TASK PROMPT
A word-for-word copy of the entries is the goal; leave out the pictures.

Data about app and page elements
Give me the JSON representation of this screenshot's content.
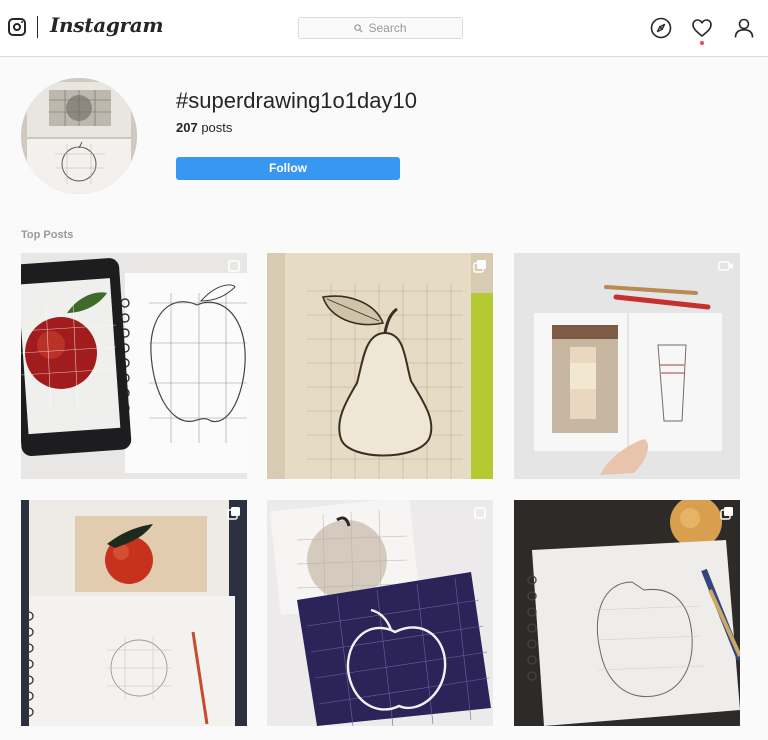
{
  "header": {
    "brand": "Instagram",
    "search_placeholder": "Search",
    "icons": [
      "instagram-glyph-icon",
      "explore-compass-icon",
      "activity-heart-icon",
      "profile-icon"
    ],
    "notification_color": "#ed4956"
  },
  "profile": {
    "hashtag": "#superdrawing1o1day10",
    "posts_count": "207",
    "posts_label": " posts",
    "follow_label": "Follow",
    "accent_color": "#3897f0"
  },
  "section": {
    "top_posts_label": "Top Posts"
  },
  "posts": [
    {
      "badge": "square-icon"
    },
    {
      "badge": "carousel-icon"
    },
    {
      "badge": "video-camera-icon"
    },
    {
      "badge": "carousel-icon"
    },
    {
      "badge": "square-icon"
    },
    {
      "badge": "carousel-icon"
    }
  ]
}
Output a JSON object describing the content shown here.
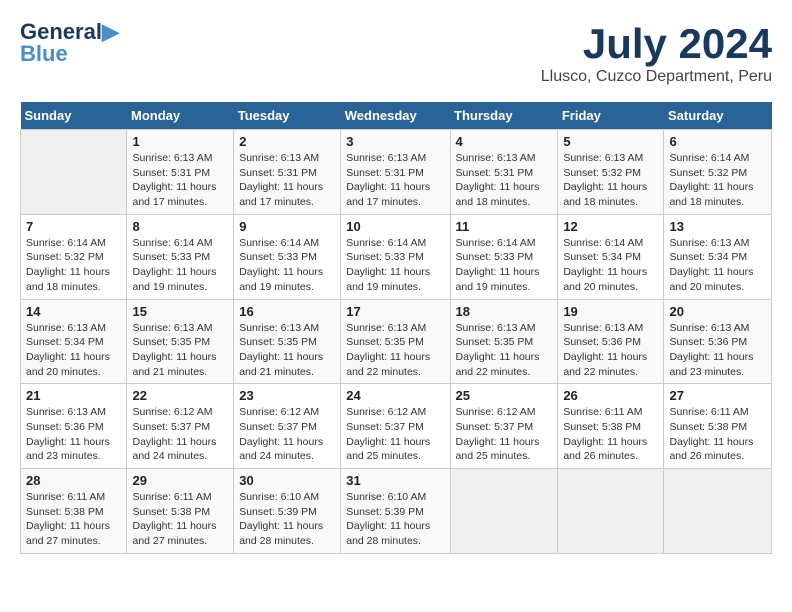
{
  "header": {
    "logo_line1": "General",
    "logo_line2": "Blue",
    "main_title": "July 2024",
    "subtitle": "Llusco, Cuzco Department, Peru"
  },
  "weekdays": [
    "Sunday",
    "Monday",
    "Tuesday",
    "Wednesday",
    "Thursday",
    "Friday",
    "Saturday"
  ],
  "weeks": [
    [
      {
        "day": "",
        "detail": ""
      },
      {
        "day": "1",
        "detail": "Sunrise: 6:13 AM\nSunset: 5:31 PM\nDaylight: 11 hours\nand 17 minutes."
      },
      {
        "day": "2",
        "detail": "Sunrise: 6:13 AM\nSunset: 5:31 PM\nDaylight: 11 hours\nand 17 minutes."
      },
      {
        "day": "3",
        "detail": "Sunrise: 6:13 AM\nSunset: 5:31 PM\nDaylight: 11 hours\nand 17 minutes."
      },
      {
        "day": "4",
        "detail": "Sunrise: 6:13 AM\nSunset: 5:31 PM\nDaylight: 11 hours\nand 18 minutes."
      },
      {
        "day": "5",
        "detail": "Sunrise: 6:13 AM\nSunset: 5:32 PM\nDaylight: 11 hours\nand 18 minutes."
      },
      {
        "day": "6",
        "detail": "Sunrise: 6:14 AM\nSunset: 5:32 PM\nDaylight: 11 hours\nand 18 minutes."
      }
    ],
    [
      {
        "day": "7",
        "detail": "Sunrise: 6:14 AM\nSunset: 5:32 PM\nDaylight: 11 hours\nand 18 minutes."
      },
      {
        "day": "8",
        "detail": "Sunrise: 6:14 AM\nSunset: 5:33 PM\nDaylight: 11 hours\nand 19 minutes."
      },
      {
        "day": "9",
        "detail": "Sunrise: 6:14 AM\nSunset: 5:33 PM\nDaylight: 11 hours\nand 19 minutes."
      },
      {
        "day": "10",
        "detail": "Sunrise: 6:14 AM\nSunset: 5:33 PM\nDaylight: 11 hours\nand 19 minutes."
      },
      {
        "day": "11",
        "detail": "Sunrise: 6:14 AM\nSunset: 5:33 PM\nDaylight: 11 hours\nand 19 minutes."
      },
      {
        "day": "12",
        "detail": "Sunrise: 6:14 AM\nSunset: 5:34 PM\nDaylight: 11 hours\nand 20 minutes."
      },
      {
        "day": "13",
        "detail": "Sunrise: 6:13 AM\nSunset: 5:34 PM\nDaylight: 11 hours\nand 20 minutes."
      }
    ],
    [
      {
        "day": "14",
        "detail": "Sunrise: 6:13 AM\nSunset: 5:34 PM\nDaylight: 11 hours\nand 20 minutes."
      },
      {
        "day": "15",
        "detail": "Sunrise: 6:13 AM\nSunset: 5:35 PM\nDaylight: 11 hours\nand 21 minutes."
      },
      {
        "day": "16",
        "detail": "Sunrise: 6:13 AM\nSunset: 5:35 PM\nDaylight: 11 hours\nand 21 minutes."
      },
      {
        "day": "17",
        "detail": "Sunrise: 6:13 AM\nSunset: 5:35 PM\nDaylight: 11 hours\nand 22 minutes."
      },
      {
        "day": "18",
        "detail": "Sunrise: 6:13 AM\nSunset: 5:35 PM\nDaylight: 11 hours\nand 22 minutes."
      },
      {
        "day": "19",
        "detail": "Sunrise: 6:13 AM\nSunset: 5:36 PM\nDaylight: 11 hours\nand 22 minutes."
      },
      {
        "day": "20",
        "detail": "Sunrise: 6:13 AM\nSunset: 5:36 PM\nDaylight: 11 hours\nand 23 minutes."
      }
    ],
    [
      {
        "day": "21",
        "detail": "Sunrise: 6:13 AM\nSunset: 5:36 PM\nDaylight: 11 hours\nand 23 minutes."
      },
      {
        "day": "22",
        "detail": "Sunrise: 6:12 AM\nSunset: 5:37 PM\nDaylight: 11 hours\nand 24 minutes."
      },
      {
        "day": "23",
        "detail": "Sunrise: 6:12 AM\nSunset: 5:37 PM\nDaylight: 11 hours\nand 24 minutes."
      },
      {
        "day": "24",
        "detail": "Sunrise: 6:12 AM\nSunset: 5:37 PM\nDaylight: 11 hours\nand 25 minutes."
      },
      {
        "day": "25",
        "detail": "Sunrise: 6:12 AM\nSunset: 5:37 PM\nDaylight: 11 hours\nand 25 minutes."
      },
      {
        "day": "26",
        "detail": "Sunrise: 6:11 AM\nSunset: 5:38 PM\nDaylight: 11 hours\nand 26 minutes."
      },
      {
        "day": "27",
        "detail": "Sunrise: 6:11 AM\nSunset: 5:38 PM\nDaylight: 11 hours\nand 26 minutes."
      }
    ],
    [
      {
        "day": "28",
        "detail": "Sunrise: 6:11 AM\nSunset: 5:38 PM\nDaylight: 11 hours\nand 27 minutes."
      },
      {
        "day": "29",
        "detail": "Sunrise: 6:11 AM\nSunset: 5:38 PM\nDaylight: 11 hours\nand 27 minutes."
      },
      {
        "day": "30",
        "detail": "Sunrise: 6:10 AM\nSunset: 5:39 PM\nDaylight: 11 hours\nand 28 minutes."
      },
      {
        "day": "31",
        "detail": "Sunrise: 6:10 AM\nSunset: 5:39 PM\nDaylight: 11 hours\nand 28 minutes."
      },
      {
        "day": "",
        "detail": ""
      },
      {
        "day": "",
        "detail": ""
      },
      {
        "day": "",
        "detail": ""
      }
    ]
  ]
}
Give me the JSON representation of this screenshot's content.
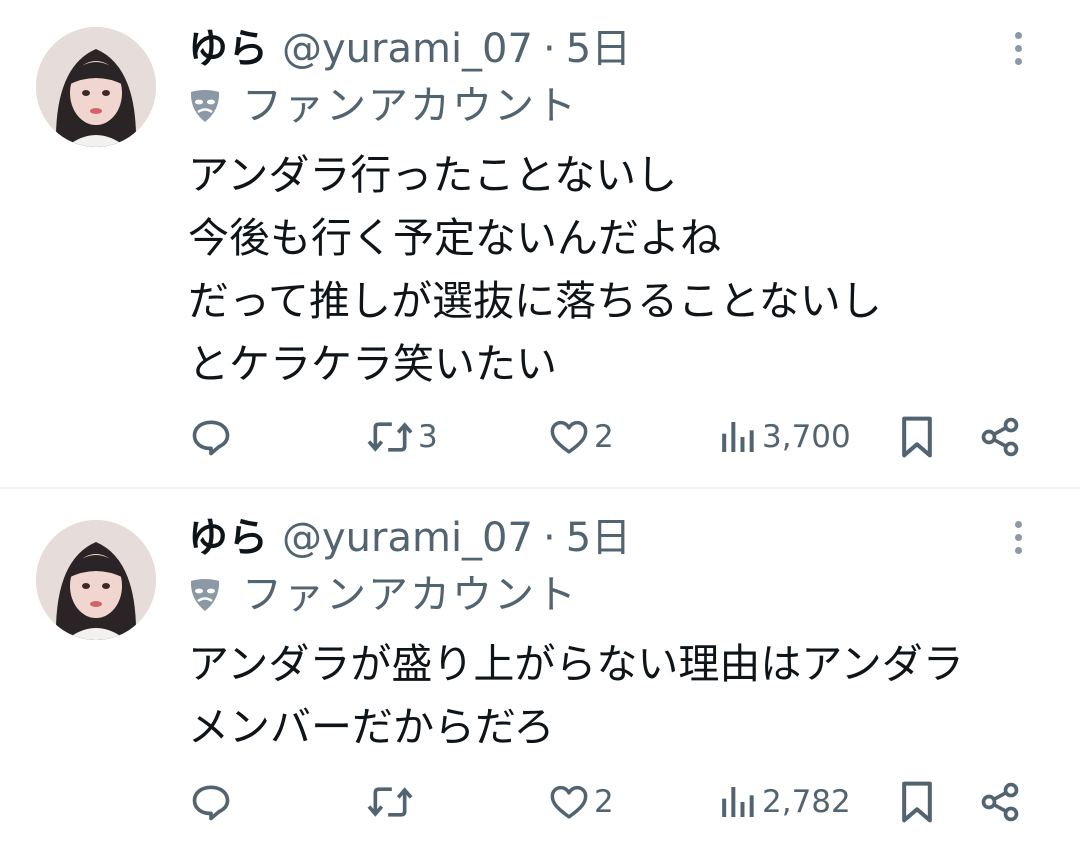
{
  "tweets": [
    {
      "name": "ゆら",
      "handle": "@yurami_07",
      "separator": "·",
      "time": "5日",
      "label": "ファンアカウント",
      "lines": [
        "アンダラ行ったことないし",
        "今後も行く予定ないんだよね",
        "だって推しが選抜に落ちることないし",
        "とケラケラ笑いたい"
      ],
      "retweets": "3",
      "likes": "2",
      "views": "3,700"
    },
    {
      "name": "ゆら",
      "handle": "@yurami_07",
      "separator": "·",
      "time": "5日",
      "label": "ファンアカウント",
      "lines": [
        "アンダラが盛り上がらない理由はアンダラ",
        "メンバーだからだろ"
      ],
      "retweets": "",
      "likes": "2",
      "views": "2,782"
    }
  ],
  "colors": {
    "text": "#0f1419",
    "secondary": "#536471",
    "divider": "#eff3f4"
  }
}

ANSWER TO THIS EXERCISE
Give me the JSON representation of this screenshot's content.
{
  "header": {
    "brand": "Instagram",
    "search_placeholder": "Search",
    "icons": [
      "instagram-glyph-icon",
      "explore-compass-icon",
      "activity-heart-icon",
      "profile-icon"
    ],
    "notification_color": "#ed4956"
  },
  "profile": {
    "hashtag": "#superdrawing1o1day10",
    "posts_count": "207",
    "posts_label": " posts",
    "follow_label": "Follow",
    "accent_color": "#3897f0"
  },
  "section": {
    "top_posts_label": "Top Posts"
  },
  "posts": [
    {
      "badge": "square-icon"
    },
    {
      "badge": "carousel-icon"
    },
    {
      "badge": "video-camera-icon"
    },
    {
      "badge": "carousel-icon"
    },
    {
      "badge": "square-icon"
    },
    {
      "badge": "carousel-icon"
    }
  ]
}
Output a JSON object describing the content shown here.
{
  "header": {
    "logo_line1": "General",
    "logo_line2": "Blue",
    "main_title": "July 2024",
    "subtitle": "Llusco, Cuzco Department, Peru"
  },
  "weekdays": [
    "Sunday",
    "Monday",
    "Tuesday",
    "Wednesday",
    "Thursday",
    "Friday",
    "Saturday"
  ],
  "weeks": [
    [
      {
        "day": "",
        "detail": ""
      },
      {
        "day": "1",
        "detail": "Sunrise: 6:13 AM\nSunset: 5:31 PM\nDaylight: 11 hours\nand 17 minutes."
      },
      {
        "day": "2",
        "detail": "Sunrise: 6:13 AM\nSunset: 5:31 PM\nDaylight: 11 hours\nand 17 minutes."
      },
      {
        "day": "3",
        "detail": "Sunrise: 6:13 AM\nSunset: 5:31 PM\nDaylight: 11 hours\nand 17 minutes."
      },
      {
        "day": "4",
        "detail": "Sunrise: 6:13 AM\nSunset: 5:31 PM\nDaylight: 11 hours\nand 18 minutes."
      },
      {
        "day": "5",
        "detail": "Sunrise: 6:13 AM\nSunset: 5:32 PM\nDaylight: 11 hours\nand 18 minutes."
      },
      {
        "day": "6",
        "detail": "Sunrise: 6:14 AM\nSunset: 5:32 PM\nDaylight: 11 hours\nand 18 minutes."
      }
    ],
    [
      {
        "day": "7",
        "detail": "Sunrise: 6:14 AM\nSunset: 5:32 PM\nDaylight: 11 hours\nand 18 minutes."
      },
      {
        "day": "8",
        "detail": "Sunrise: 6:14 AM\nSunset: 5:33 PM\nDaylight: 11 hours\nand 19 minutes."
      },
      {
        "day": "9",
        "detail": "Sunrise: 6:14 AM\nSunset: 5:33 PM\nDaylight: 11 hours\nand 19 minutes."
      },
      {
        "day": "10",
        "detail": "Sunrise: 6:14 AM\nSunset: 5:33 PM\nDaylight: 11 hours\nand 19 minutes."
      },
      {
        "day": "11",
        "detail": "Sunrise: 6:14 AM\nSunset: 5:33 PM\nDaylight: 11 hours\nand 19 minutes."
      },
      {
        "day": "12",
        "detail": "Sunrise: 6:14 AM\nSunset: 5:34 PM\nDaylight: 11 hours\nand 20 minutes."
      },
      {
        "day": "13",
        "detail": "Sunrise: 6:13 AM\nSunset: 5:34 PM\nDaylight: 11 hours\nand 20 minutes."
      }
    ],
    [
      {
        "day": "14",
        "detail": "Sunrise: 6:13 AM\nSunset: 5:34 PM\nDaylight: 11 hours\nand 20 minutes."
      },
      {
        "day": "15",
        "detail": "Sunrise: 6:13 AM\nSunset: 5:35 PM\nDaylight: 11 hours\nand 21 minutes."
      },
      {
        "day": "16",
        "detail": "Sunrise: 6:13 AM\nSunset: 5:35 PM\nDaylight: 11 hours\nand 21 minutes."
      },
      {
        "day": "17",
        "detail": "Sunrise: 6:13 AM\nSunset: 5:35 PM\nDaylight: 11 hours\nand 22 minutes."
      },
      {
        "day": "18",
        "detail": "Sunrise: 6:13 AM\nSunset: 5:35 PM\nDaylight: 11 hours\nand 22 minutes."
      },
      {
        "day": "19",
        "detail": "Sunrise: 6:13 AM\nSunset: 5:36 PM\nDaylight: 11 hours\nand 22 minutes."
      },
      {
        "day": "20",
        "detail": "Sunrise: 6:13 AM\nSunset: 5:36 PM\nDaylight: 11 hours\nand 23 minutes."
      }
    ],
    [
      {
        "day": "21",
        "detail": "Sunrise: 6:13 AM\nSunset: 5:36 PM\nDaylight: 11 hours\nand 23 minutes."
      },
      {
        "day": "22",
        "detail": "Sunrise: 6:12 AM\nSunset: 5:37 PM\nDaylight: 11 hours\nand 24 minutes."
      },
      {
        "day": "23",
        "detail": "Sunrise: 6:12 AM\nSunset: 5:37 PM\nDaylight: 11 hours\nand 24 minutes."
      },
      {
        "day": "24",
        "detail": "Sunrise: 6:12 AM\nSunset: 5:37 PM\nDaylight: 11 hours\nand 25 minutes."
      },
      {
        "day": "25",
        "detail": "Sunrise: 6:12 AM\nSunset: 5:37 PM\nDaylight: 11 hours\nand 25 minutes."
      },
      {
        "day": "26",
        "detail": "Sunrise: 6:11 AM\nSunset: 5:38 PM\nDaylight: 11 hours\nand 26 minutes."
      },
      {
        "day": "27",
        "detail": "Sunrise: 6:11 AM\nSunset: 5:38 PM\nDaylight: 11 hours\nand 26 minutes."
      }
    ],
    [
      {
        "day": "28",
        "detail": "Sunrise: 6:11 AM\nSunset: 5:38 PM\nDaylight: 11 hours\nand 27 minutes."
      },
      {
        "day": "29",
        "detail": "Sunrise: 6:11 AM\nSunset: 5:38 PM\nDaylight: 11 hours\nand 27 minutes."
      },
      {
        "day": "30",
        "detail": "Sunrise: 6:10 AM\nSunset: 5:39 PM\nDaylight: 11 hours\nand 28 minutes."
      },
      {
        "day": "31",
        "detail": "Sunrise: 6:10 AM\nSunset: 5:39 PM\nDaylight: 11 hours\nand 28 minutes."
      },
      {
        "day": "",
        "detail": ""
      },
      {
        "day": "",
        "detail": ""
      },
      {
        "day": "",
        "detail": ""
      }
    ]
  ]
}
Give me the JSON representation of this screenshot's content.
{
  "tweets": [
    {
      "name": "ゆら",
      "handle": "@yurami_07",
      "separator": "·",
      "time": "5日",
      "label": "ファンアカウント",
      "lines": [
        "アンダラ行ったことないし",
        "今後も行く予定ないんだよね",
        "だって推しが選抜に落ちることないし",
        "とケラケラ笑いたい"
      ],
      "retweets": "3",
      "likes": "2",
      "views": "3,700"
    },
    {
      "name": "ゆら",
      "handle": "@yurami_07",
      "separator": "·",
      "time": "5日",
      "label": "ファンアカウント",
      "lines": [
        "アンダラが盛り上がらない理由はアンダラ",
        "メンバーだからだろ"
      ],
      "retweets": "",
      "likes": "2",
      "views": "2,782"
    }
  ],
  "colors": {
    "text": "#0f1419",
    "secondary": "#536471",
    "divider": "#eff3f4"
  }
}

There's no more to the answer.